I love roller coasters. I love the fluttery feeling in the pit of my stomach as the car climbs a steep incline almost as much as I love the feeling of careening back down. MKL, for the record, does not like this feeling at all (the image on this post might actually make her queasy). Roller coasters give her whiplash, as we learned on a trip to Universal Studios this spring. But like them or not, they’re the best possible metaphor for the ttc ride. You have no idea how long the ride will last; you never just forge straight ahead…there are always bumps, twists, and seemingly insurmountable hills. It is at once exhilerating and terrifying. Case in point:
This morning I awoke in tears (sorry again, honey). I realized that today marks just one week until we find out if this cycle was a success. My first thought was, “It’s not long, now! Only 7 more days until we can start re-decorating the spare room! Just one more week until I can start telling more people! Only 168 more hours until I can post the joyous bfp!!”
And then the other shoe dropped…right on my face.
I’ve already been through the very Pollyanna-esque (and not at all ECL-ish) thoughts like: “no matter what, this cycle is a success because we know my body responded correctly to the meds” and “it’s ok if it doesn’t happen the first time around…we know it will probably take more than one try.” But in all honesty, the minute that doctor said the words “ok – we’re done,” I was filled with hope. I told myself that I’m pregnant until someone can prove otherwise. I pictured the nursery and heard our house echo with the sounds of a newborn cry. And now, in just one week I might hear the words I’ve dreaded, and have to post the awful bfn. So I cried. And cried. It was as though the excitement that comes with reaching the next stop on the journey was completely overshadowed by some cruel Dick Clark countdown to the end of hope. I could no longer see the nursery or hear the baby crying – all I could see was the next round of meds, the next specimen order, the next trigger shot, and the next miserable two week wait.
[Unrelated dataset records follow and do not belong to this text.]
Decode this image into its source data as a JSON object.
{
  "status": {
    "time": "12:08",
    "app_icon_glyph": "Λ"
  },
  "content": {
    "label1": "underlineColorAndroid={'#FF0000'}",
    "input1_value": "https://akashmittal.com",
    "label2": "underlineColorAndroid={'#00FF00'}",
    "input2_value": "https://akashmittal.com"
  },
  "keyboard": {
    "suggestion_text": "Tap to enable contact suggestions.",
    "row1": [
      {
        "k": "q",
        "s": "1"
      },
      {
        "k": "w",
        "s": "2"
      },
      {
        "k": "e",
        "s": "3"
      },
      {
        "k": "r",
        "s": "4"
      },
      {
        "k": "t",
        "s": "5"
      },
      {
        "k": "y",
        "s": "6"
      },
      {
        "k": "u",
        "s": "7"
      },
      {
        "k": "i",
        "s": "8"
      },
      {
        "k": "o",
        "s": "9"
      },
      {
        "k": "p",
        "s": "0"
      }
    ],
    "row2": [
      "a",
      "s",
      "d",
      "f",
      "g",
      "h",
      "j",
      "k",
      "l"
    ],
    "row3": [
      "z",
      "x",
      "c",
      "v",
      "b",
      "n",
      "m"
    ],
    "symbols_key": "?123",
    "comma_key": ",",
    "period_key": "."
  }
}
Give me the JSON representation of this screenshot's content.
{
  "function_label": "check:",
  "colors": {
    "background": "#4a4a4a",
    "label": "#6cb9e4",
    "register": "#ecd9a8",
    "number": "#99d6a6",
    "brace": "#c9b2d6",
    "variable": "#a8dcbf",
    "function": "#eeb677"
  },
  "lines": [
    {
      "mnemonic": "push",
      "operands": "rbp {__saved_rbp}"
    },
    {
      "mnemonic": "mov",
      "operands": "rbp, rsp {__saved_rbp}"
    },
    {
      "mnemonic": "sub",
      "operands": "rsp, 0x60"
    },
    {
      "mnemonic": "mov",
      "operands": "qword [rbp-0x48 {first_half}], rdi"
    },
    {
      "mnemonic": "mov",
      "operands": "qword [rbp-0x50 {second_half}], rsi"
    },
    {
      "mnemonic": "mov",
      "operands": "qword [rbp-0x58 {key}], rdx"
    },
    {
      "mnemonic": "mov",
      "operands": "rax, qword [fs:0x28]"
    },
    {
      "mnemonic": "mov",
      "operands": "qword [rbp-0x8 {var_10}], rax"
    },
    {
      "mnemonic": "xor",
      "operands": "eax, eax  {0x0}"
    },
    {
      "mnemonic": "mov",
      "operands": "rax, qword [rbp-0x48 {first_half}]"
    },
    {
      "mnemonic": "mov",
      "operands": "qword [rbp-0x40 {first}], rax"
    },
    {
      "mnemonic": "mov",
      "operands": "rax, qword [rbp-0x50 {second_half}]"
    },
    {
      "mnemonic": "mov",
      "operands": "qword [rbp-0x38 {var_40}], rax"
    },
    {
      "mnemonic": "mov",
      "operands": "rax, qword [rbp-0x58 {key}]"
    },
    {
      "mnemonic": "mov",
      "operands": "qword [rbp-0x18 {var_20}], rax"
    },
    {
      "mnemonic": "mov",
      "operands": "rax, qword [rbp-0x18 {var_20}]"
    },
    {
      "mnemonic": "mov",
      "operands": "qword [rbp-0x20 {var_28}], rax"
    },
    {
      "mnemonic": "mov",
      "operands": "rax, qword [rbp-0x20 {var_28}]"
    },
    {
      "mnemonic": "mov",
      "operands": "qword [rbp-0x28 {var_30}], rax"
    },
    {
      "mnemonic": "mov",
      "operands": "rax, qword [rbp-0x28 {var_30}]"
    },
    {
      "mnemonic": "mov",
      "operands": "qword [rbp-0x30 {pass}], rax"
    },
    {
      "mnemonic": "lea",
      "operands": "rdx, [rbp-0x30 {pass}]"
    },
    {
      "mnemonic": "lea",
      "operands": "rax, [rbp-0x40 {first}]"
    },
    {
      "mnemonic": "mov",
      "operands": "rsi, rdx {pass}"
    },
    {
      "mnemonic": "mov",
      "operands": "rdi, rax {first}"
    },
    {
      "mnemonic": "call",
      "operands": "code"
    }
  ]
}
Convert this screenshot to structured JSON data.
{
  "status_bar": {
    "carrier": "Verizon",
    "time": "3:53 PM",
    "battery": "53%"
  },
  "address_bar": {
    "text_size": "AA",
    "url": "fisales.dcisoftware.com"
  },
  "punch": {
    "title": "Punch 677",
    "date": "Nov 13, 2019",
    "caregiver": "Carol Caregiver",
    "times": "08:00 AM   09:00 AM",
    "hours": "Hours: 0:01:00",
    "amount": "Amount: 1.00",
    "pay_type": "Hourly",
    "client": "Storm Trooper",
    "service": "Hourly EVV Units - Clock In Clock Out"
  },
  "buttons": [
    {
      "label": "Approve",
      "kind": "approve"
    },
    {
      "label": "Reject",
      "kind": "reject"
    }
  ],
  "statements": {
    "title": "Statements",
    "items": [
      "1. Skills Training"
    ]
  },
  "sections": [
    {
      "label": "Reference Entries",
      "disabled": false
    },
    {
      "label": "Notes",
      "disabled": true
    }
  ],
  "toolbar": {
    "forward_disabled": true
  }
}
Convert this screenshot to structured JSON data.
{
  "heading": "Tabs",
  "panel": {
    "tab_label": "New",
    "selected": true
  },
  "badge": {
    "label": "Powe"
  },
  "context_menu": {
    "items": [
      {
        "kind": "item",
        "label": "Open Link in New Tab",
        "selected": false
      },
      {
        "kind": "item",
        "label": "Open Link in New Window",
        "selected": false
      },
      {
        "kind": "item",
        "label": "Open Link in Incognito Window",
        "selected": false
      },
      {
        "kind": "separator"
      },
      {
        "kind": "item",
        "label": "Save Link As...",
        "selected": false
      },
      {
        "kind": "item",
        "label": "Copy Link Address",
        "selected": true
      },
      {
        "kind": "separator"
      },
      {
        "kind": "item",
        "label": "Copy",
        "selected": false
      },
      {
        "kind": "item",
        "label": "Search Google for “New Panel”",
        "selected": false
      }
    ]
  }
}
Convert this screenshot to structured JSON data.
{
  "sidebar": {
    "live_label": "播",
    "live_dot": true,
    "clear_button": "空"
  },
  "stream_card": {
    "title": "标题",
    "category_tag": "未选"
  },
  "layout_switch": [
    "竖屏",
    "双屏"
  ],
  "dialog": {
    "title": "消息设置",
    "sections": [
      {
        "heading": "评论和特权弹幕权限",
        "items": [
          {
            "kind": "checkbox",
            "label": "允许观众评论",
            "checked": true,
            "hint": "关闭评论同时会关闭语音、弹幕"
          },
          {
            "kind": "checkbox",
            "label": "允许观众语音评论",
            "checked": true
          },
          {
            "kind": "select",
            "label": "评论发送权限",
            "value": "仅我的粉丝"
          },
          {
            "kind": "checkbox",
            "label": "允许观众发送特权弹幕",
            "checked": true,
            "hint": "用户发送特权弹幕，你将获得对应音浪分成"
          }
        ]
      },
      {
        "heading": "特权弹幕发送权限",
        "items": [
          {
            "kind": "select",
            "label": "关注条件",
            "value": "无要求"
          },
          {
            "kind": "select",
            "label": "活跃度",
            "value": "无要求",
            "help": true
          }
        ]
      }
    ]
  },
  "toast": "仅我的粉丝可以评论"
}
About an hour later on the way to work, I got nauseous again. It might have been caused by the sea of taillights ahead of me as I fought the Atlanta traffic. It might have been because of the hormone. Or…it might, just might be a new life starting inside me. And the roller coaster crested the hill while I giggled and screamed all the way down.